To be adequately prepared in the event of an emergency with your horse:
- Keep your veterinarian’s number near or inside each phone, including emergency and after-hours numbers.
- Consult with your regular veterinarian regarding a backup or referring veterinarian’s number in case you cannot reach your regular veterinarian quickly enough.
- Know in advance the most direct route to an equine surgery center in case you need to transport the horse.
- Keep on hand the names and phone numbers of nearby friends and neighbors who can assist you in an emergency while you wait for the veterinarian.
- Prepare a first-aid kit and store it in a clean, dry, readily accessible place. Make sure that family members and other barn users know where the kit is. Also keep a first-aid kit in your horse trailer or towing vehicle, and a pared-down version to carry on the trail.
First-aid kits can be simple or elaborate. Here is a short list of essential items:
- Cotton roll
- Cling wrap
- Gauze pads (assorted sizes)
- Sharp scissors
- Cup or container
- Rectal thermometer with string and clip attached or standard digital thermometer
- Surgical scrub and antiseptic solution
- Latex gloves
- Saline solution
If you own horses long enough, sooner or later you are likely to confront a medical emergency. From lacerations to colic to foaling difficulties, there are many emergencies that a horse owner may encounter. You must know how to recognize serious problems and respond promptly, taking appropriate action while awaiting the arrival of your veterinarian.
Many accidents can be prevented by taking the time to evaluate your horse’s environment and removing potential hazards. Mentally rehearse your emergency action plan. In an emergency, time is crucial. Don’t be concerned with overreacting or annoying your veterinarian. By acting quickly and promptly, you can minimize the consequences of an injury or illness.
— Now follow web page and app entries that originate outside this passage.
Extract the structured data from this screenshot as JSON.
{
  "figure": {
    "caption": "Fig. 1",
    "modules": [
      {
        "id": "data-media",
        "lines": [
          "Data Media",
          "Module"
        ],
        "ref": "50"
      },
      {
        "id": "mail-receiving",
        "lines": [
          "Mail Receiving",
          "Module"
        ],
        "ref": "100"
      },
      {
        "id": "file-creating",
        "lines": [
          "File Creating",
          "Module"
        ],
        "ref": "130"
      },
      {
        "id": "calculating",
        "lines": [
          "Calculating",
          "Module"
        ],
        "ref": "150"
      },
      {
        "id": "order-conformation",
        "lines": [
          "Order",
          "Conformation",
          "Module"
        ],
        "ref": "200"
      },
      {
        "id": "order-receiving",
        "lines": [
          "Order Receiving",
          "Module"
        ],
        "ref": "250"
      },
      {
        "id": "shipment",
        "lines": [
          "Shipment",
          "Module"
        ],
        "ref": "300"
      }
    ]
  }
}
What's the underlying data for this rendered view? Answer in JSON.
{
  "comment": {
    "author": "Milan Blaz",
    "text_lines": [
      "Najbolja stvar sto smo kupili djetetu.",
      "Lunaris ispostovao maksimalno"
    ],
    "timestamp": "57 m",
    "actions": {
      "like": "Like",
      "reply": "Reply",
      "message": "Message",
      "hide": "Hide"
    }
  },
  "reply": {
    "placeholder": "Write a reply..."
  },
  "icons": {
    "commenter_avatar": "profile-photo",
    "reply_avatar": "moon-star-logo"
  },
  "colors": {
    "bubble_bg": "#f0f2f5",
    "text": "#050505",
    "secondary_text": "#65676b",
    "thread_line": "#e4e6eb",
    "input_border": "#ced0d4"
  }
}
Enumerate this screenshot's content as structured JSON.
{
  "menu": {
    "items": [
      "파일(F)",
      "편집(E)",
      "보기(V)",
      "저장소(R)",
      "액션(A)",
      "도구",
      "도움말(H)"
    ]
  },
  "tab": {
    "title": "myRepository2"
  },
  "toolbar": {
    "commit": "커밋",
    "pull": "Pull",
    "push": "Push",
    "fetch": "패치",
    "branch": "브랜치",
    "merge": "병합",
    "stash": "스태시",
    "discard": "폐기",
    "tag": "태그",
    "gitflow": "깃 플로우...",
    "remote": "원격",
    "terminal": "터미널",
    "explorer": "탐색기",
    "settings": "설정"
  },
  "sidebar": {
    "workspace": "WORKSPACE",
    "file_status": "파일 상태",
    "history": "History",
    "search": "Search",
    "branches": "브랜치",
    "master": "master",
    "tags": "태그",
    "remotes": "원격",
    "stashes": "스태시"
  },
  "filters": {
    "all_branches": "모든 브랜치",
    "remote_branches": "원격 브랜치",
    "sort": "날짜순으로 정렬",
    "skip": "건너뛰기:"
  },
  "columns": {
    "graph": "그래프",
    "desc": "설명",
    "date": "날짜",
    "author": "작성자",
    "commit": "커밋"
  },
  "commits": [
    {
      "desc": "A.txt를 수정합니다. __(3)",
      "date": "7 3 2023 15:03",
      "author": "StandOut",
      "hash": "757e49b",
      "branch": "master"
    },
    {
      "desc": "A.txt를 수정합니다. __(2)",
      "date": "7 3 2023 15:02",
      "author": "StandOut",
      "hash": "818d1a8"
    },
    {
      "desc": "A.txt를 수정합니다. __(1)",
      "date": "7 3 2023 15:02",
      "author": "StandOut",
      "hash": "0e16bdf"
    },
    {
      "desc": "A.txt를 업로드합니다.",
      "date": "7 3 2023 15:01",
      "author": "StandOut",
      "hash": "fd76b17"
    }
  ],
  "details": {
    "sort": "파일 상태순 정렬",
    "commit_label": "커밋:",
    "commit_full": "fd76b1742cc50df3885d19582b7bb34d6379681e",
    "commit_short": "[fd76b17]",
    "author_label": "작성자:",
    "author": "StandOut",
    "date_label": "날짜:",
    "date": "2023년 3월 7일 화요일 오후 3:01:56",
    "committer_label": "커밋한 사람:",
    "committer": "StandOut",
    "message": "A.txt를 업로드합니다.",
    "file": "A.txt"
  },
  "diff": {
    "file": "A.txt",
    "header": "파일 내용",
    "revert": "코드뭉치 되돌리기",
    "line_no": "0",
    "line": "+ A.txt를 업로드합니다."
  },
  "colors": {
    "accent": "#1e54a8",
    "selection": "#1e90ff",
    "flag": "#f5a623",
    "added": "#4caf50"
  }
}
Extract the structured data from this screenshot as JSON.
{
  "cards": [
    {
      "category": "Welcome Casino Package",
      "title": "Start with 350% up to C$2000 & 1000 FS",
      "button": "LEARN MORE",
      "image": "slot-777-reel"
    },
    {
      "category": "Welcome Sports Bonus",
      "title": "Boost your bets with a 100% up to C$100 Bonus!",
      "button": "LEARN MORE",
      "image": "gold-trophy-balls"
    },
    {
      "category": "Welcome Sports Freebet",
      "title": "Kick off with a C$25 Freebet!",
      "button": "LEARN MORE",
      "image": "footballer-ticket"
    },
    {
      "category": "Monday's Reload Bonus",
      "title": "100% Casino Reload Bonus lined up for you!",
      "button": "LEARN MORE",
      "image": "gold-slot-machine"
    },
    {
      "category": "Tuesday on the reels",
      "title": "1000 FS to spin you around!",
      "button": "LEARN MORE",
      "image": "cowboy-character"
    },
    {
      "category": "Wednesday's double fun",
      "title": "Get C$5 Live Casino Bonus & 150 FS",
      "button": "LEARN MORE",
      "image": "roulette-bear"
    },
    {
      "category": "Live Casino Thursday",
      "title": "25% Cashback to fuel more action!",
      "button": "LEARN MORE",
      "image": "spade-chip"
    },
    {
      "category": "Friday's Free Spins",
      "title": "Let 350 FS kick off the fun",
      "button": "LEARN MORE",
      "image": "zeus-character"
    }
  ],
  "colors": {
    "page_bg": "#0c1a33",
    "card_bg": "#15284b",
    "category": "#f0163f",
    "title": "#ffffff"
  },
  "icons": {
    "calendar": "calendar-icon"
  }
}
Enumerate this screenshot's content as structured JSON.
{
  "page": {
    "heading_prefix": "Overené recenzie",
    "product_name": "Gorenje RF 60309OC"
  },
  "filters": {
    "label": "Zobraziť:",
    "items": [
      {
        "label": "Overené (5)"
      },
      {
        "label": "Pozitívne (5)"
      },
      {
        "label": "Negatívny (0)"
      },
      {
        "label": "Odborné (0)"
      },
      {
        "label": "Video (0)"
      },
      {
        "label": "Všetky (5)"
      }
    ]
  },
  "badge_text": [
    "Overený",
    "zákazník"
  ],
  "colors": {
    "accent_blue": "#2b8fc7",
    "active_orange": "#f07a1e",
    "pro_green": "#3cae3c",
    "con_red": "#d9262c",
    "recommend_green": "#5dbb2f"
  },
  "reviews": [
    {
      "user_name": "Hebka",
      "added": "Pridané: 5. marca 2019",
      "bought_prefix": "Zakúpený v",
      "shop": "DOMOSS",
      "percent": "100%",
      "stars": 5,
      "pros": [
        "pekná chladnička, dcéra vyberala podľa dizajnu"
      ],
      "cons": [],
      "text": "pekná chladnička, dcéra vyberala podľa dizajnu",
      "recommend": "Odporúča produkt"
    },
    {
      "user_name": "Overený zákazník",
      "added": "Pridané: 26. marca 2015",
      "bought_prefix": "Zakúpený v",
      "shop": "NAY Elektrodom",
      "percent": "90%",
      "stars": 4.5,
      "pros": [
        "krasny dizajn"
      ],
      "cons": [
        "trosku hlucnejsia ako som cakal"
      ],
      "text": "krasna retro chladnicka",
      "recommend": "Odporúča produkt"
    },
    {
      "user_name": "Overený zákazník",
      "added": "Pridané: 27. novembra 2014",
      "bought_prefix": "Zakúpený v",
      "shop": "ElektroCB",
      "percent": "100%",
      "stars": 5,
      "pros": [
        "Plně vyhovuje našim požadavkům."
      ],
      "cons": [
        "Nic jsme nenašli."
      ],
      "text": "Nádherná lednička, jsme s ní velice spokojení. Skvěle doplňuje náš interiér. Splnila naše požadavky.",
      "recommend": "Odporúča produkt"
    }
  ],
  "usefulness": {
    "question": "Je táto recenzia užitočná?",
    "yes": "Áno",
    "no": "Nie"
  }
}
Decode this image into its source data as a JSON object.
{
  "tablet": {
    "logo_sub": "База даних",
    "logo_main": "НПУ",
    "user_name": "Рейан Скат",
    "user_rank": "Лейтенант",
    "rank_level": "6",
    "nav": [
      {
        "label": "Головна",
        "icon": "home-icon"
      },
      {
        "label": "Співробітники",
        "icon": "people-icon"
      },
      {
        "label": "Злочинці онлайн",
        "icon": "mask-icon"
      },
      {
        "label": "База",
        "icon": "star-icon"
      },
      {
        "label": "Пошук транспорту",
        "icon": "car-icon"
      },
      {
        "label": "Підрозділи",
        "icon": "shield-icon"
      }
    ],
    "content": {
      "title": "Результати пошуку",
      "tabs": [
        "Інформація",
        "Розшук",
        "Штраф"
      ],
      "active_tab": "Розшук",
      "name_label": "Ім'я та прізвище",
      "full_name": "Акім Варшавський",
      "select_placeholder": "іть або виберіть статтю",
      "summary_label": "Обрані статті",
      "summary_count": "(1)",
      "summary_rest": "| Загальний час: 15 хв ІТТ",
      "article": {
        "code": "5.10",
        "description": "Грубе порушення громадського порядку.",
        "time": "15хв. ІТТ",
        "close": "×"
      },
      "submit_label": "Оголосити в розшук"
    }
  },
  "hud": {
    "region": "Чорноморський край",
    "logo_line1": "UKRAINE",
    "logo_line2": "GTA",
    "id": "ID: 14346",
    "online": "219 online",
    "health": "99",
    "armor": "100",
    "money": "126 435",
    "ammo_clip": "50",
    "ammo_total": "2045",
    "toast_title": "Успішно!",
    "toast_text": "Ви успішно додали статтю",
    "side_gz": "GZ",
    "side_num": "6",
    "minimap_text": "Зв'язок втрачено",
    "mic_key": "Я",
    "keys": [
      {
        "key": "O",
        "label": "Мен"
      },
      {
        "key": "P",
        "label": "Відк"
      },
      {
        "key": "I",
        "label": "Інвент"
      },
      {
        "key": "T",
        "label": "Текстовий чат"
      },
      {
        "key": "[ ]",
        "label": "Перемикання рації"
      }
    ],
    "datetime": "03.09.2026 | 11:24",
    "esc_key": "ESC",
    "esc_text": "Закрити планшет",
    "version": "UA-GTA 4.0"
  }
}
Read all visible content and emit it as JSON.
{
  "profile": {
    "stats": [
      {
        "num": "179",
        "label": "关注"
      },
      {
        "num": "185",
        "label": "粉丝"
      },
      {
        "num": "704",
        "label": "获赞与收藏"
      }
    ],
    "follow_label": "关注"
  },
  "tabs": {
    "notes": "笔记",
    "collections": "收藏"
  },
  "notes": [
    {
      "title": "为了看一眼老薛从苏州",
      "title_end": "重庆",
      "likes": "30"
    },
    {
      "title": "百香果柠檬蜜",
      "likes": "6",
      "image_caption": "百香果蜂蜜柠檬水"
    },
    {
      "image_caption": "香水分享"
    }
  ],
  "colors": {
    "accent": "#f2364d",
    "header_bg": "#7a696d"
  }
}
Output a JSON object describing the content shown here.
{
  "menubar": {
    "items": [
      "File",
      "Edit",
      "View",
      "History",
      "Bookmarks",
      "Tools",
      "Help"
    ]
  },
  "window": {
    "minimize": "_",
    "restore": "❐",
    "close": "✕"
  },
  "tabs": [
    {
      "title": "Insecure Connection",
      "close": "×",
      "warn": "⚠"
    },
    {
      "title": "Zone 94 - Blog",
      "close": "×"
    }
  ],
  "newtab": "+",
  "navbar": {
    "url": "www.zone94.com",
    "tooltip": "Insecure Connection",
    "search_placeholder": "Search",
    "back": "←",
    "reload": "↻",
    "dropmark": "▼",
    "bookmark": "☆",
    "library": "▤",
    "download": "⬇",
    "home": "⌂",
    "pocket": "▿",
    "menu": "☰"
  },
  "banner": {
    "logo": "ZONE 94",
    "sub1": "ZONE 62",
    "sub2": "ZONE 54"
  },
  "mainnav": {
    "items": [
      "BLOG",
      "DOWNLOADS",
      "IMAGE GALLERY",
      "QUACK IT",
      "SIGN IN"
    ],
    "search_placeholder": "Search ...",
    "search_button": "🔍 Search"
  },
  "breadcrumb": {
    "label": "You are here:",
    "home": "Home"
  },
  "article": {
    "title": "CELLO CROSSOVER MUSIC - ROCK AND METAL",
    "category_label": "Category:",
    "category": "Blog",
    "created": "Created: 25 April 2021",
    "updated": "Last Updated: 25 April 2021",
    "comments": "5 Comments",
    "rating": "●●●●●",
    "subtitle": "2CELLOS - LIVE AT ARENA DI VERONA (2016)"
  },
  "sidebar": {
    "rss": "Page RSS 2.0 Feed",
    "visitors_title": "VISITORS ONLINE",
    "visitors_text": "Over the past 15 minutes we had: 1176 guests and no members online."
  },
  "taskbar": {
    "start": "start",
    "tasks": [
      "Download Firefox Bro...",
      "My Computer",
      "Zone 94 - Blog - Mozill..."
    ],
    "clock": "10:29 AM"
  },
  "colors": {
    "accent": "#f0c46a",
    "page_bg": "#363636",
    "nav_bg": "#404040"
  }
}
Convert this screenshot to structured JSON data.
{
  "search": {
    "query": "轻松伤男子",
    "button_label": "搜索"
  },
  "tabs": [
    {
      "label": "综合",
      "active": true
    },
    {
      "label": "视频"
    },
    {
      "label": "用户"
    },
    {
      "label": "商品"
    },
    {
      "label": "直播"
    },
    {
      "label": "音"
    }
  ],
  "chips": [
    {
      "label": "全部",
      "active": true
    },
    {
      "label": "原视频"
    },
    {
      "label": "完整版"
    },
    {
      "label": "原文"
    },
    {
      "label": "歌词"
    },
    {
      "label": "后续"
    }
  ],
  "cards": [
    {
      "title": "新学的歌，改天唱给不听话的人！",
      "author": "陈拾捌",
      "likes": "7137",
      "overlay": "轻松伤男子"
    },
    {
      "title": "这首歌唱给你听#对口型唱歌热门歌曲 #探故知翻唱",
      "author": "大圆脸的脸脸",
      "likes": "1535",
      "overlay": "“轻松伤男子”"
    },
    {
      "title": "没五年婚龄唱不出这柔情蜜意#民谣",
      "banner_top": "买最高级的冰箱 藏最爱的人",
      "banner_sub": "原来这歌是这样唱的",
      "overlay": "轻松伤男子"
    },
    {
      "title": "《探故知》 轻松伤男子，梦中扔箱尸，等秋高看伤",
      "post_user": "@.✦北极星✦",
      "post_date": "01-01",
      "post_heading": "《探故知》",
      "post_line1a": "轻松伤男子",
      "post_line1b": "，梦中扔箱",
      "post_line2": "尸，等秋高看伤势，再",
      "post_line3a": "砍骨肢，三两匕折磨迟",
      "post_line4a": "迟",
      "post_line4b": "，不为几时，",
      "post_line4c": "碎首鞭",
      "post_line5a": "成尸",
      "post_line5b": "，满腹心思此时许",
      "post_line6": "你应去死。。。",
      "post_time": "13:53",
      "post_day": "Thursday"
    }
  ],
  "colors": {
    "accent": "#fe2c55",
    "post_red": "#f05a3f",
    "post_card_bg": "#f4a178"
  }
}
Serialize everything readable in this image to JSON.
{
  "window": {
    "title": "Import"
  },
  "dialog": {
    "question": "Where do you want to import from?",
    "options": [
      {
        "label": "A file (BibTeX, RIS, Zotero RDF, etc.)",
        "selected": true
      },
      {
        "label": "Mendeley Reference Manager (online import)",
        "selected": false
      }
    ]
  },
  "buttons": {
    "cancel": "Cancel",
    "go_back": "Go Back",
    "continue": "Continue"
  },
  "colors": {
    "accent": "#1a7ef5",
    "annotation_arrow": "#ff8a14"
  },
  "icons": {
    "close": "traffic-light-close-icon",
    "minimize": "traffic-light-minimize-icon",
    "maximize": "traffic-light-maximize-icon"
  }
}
For more information, visit the American Association of Equine Practitioners.